WLTP blamed for big drop in new car registrations
04 October 2018
Author: Sean Keywood
The new car market in September was down by 20.5% year-on-year.
According to the Society of Motor Manufacturers and Traders (SMMT), which has released the figures, the drop is because of the new WLTP economy and emissions test affecting the supply of vehicles.
Fleet registrations were down by 22.4%, while business sales - to firms with fewer than 25 vehicles - were down by 6.3%.
Private sales fell by 20.1%.
Despite the general upheaval, the long-term decline in diesel car registrations was still apparent, as these were down 42.5%, compared with a 6.7% fall for petrol, and a 3.9% rise for alternatively-fuelled vehicles.
The September decline follows a big increase in registrations during August, which was attributed to dealers offering deals to shift old stock ahead of WLTP coming in.
From the start of September, all vehicles have had to be tested under WLTP - designed to offer more realistic official economy and emissions figures than the old NEDC test - although for now they are being converted back into NEDC-correlated figures for tax purposes.
Despite the September decline - which puts the market down 7.5% for the year to date - the SMMT is optimistic that sales will bounce back as supply backlogs ease.
SMMT chief executive Mike Hawes said: "With the industry given barely a year to reapprove the entire European model line-up, it's no surprise that we've seen bottlenecks and a squeeze on supply.

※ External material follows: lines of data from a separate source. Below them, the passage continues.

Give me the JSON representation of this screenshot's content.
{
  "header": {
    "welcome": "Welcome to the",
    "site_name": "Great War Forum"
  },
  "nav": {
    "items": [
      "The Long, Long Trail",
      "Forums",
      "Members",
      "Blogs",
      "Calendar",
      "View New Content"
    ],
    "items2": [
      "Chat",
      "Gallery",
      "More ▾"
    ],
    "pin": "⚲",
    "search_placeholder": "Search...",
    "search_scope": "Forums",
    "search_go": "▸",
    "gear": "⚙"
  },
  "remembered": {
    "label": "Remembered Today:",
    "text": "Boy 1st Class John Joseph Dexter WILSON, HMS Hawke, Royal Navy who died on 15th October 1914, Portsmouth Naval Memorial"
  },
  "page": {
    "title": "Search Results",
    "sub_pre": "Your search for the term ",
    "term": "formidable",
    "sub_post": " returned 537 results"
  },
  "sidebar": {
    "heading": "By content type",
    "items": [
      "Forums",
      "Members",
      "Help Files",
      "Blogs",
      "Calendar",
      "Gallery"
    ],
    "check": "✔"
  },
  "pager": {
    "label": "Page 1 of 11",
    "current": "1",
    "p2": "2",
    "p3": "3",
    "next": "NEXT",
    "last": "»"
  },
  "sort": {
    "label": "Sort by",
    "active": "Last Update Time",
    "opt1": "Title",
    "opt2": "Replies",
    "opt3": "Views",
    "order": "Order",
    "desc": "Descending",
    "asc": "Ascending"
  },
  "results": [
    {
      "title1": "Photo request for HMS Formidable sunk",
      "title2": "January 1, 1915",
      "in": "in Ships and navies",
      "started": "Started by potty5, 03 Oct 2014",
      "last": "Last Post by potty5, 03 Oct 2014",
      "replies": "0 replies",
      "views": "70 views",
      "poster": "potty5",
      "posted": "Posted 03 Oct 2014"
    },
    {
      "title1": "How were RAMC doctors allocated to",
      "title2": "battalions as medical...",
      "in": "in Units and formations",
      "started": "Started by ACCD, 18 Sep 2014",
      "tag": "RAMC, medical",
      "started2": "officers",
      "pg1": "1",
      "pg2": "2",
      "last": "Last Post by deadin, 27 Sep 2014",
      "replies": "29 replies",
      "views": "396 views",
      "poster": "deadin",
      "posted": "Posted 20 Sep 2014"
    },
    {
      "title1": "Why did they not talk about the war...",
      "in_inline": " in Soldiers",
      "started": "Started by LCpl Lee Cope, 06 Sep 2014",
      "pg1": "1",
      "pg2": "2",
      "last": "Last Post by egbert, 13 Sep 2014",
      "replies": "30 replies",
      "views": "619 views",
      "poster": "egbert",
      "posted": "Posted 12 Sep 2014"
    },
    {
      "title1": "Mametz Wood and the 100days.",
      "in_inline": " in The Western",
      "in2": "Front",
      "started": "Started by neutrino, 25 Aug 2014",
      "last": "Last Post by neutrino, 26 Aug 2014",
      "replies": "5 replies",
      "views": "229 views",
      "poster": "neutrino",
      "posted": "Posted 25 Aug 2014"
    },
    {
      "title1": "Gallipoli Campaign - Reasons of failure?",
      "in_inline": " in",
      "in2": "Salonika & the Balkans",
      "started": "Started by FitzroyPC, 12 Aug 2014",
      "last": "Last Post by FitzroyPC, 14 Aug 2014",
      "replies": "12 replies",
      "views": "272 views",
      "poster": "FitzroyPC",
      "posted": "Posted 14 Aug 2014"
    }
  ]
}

"These are exceptional circumstances with similar declines seen in other major European markets.
"The good news is that, as backlogs ease, consumers and businesses can look forward to a raft of exciting high-tech cars and a market keen to recover lost momentum."
Hawes added that WLTP, and the supplementary Real Driving Emissions test, should provide benefits for car buyers.
"Thanks to more realistic performance data, car buyers will be better informed to choose the cars that best suit their driving needs in full confidence that they are the cleanest and most fuel-efficient ever produced," he said.